Finally there may be a few fresh wind drifts at the highest elevations where there may still be a little dry snow to blow around.


Bottom Line (SLC, Park City, Ogden, and Provo Area Mountains)

This morning, the avalanche danger is MODERATE.With daytime heating, the danger of wet sluffs and wet slabs may rise to CONSIDERABLE on and below steep slopes.There is also a MODERATE danger of both natural and triggered wet slab avalanches breaking into deep, old snow layers on all steep slopes.


Western Unita Mountains - call 1-800-648-7433 or click here for weekend and holiday forecasts.


Logan: Call 435-797- 4146 or click here for the web site.


Mountain Weather:

There is a High Wind Warning in effect for the Wasatch Mountains through today as a storm approaches from the northwest.Skies will have high clouds today becoming mostly cloudy by late today.Winds will be very strong from the south and southwest.Temperatures will get into the mid fifties at 8,000í and into the forties at 10,000.Temperatures will cool tonight with a chance of precipitation late.Snowfall should develop on Wednesday and the weather may remain unsettled through the weekend.


General Information:

Wasatch Powderbird Guides will not be flying today.For more information call 801-742-2800.


To report backcountry snow and avalanche conditions, especially if you observe or trigger an avalanche, please leave a message on our answer machine at (801) 524-5304 or 1-800-662-4140, or email to [email protected] or fax to 801-524-6301.The information in this advisory is from the U.S. Forest Service, which is solely responsible for its content.This advisory describes general avalanche conditions and local variations always occur.

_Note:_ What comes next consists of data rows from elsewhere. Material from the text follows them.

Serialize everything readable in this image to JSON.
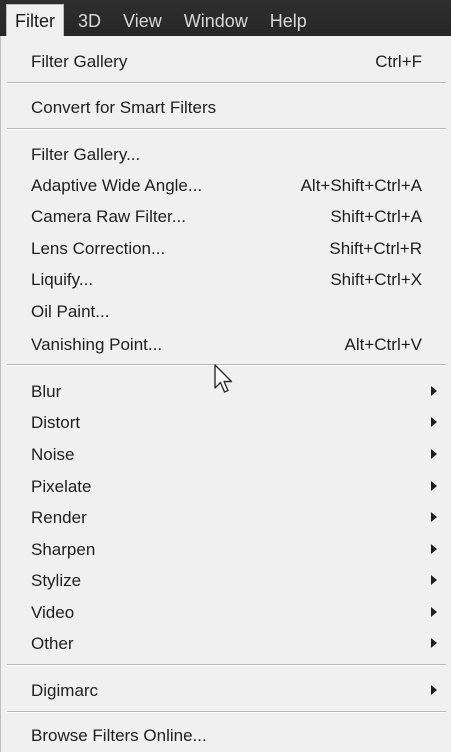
{
  "menubar": {
    "items": [
      {
        "label": "Filter",
        "active": true
      },
      {
        "label": "3D",
        "active": false
      },
      {
        "label": "View",
        "active": false
      },
      {
        "label": "Window",
        "active": false
      },
      {
        "label": "Help",
        "active": false
      }
    ]
  },
  "filter_menu": {
    "filter_gallery_recent": {
      "label": "Filter Gallery",
      "shortcut": "Ctrl+F"
    },
    "convert_smart": {
      "label": "Convert for Smart Filters"
    },
    "filter_gallery": {
      "label": "Filter Gallery...",
      "shortcut": ""
    },
    "adaptive_wide_angle": {
      "label": "Adaptive Wide Angle...",
      "shortcut": "Alt+Shift+Ctrl+A"
    },
    "camera_raw": {
      "label": "Camera Raw Filter...",
      "shortcut": "Shift+Ctrl+A"
    },
    "lens_correction": {
      "label": "Lens Correction...",
      "shortcut": "Shift+Ctrl+R"
    },
    "liquify": {
      "label": "Liquify...",
      "shortcut": "Shift+Ctrl+X"
    },
    "oil_paint": {
      "label": "Oil Paint...",
      "shortcut": ""
    },
    "vanishing_point": {
      "label": "Vanishing Point...",
      "shortcut": "Alt+Ctrl+V"
    },
    "submenus": [
      {
        "label": "Blur"
      },
      {
        "label": "Distort"
      },
      {
        "label": "Noise"
      },
      {
        "label": "Pixelate"
      },
      {
        "label": "Render"
      },
      {
        "label": "Sharpen"
      },
      {
        "label": "Stylize"
      },
      {
        "label": "Video"
      },
      {
        "label": "Other"
      }
    ],
    "digimarc": {
      "label": "Digimarc"
    },
    "browse_online": {
      "label": "Browse Filters Online..."
    }
  },
  "icons": {
    "cursor": "arrow-cursor-icon",
    "submenu_arrow": "chevron-right-icon"
  },
  "colors": {
    "menubar_bg": "#2b2b2b",
    "menu_bg": "#f0f0f0",
    "menu_text": "#1e1e1e",
    "menubar_text": "#d9d9d9"
  }
}
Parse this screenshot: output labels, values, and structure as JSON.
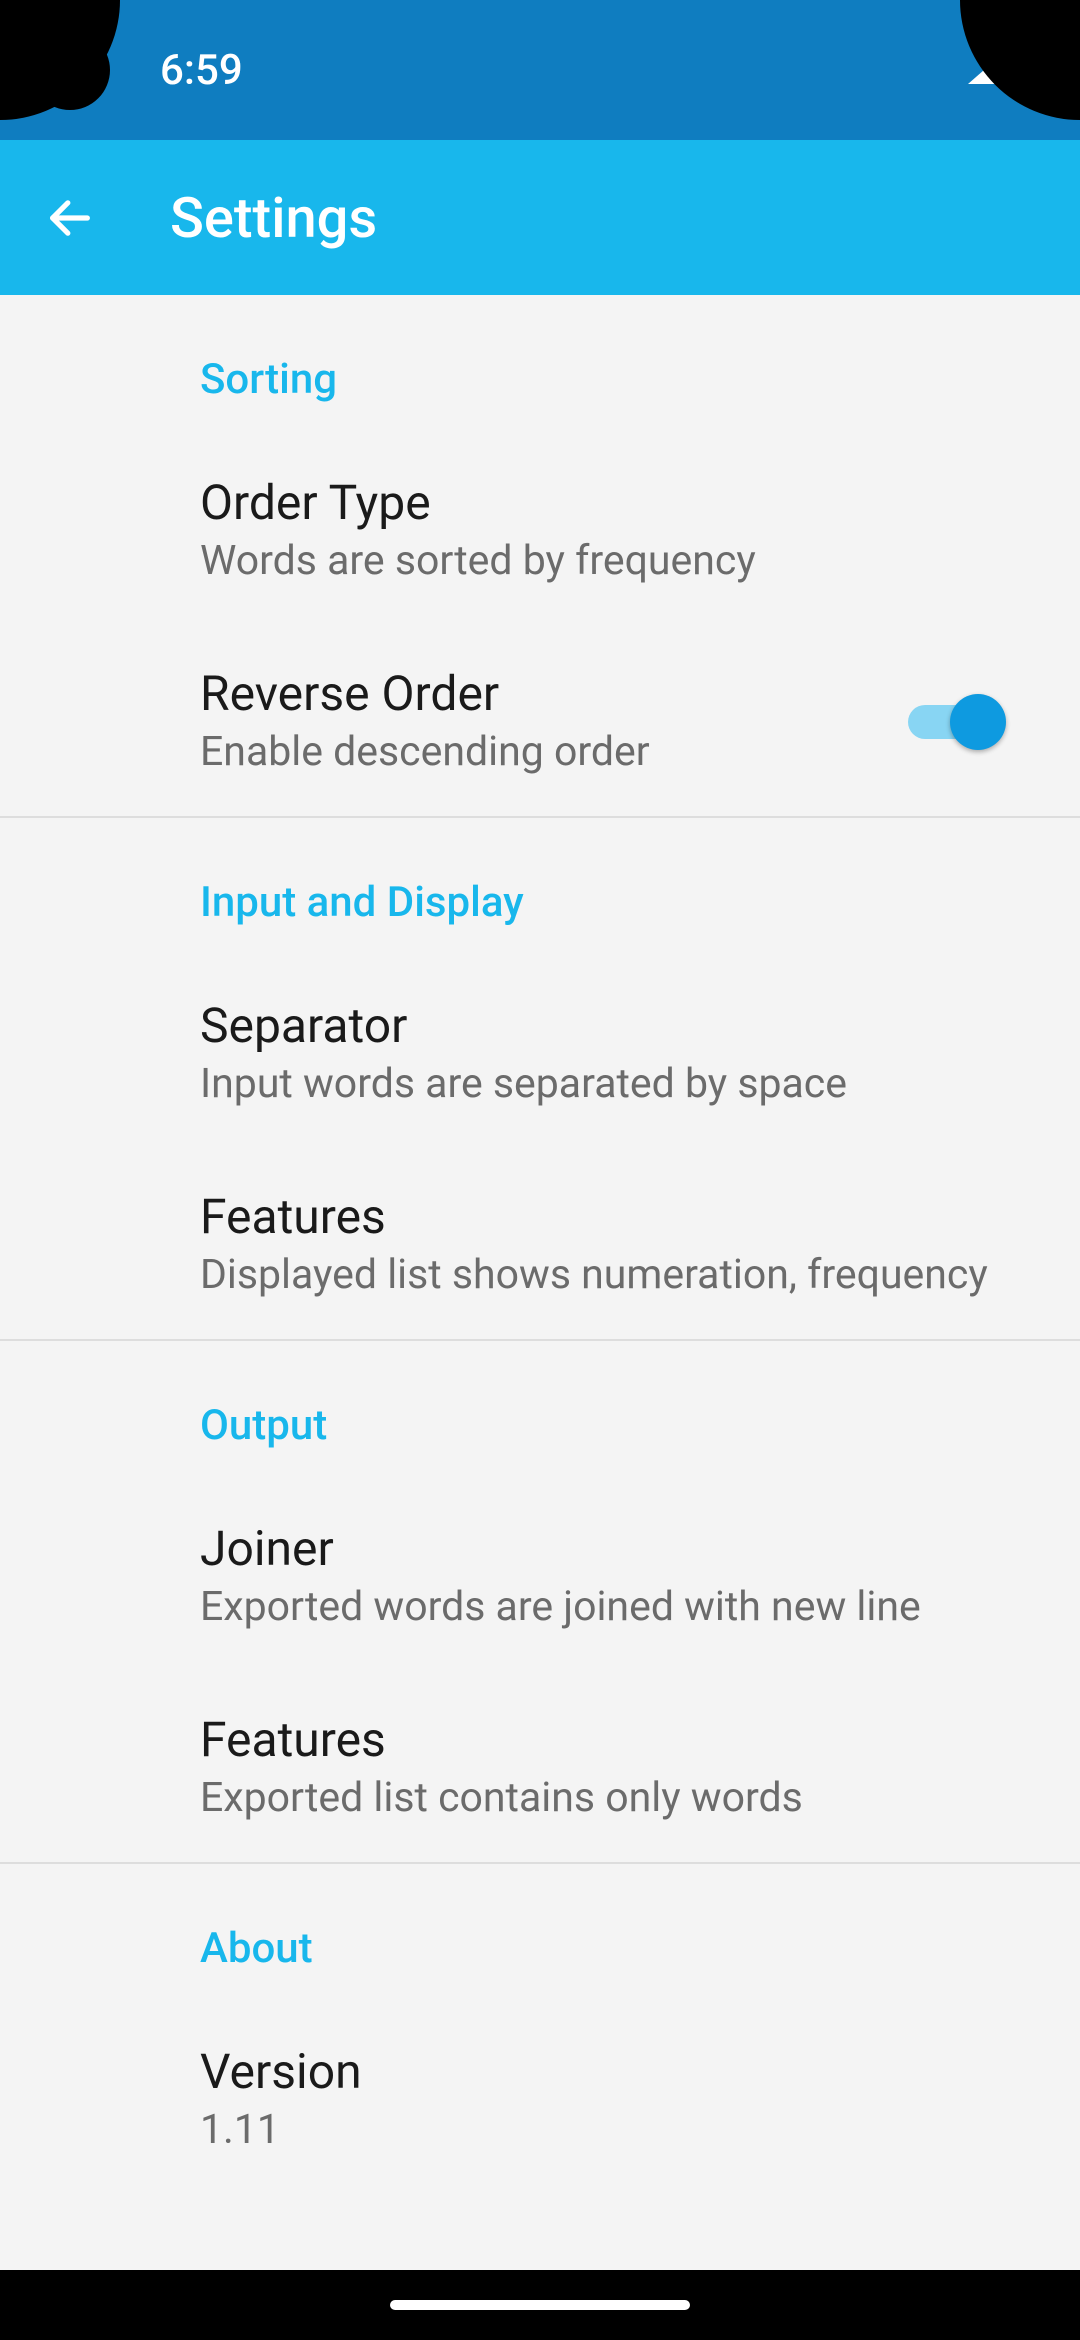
{
  "status": {
    "time": "6:59"
  },
  "appbar": {
    "title": "Settings"
  },
  "sections": {
    "sorting": {
      "header": "Sorting",
      "order_type": {
        "title": "Order Type",
        "sub": "Words are sorted by frequency"
      },
      "reverse_order": {
        "title": "Reverse Order",
        "sub": "Enable descending order",
        "on": true
      }
    },
    "input_display": {
      "header": "Input and Display",
      "separator": {
        "title": "Separator",
        "sub": "Input words are separated by space"
      },
      "features": {
        "title": "Features",
        "sub": "Displayed list shows numeration, frequency"
      }
    },
    "output": {
      "header": "Output",
      "joiner": {
        "title": "Joiner",
        "sub": "Exported words are joined with new line"
      },
      "features": {
        "title": "Features",
        "sub": "Exported list contains only words"
      }
    },
    "about": {
      "header": "About",
      "version": {
        "title": "Version",
        "sub": "1.11"
      }
    }
  }
}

Evelyn Lees will update this advisory by 7:30 on Wednesday morning.


Thanks for calling!



National Weather Service - Salt Lake City - Snow.

For an explanation of avalanche danger ratings: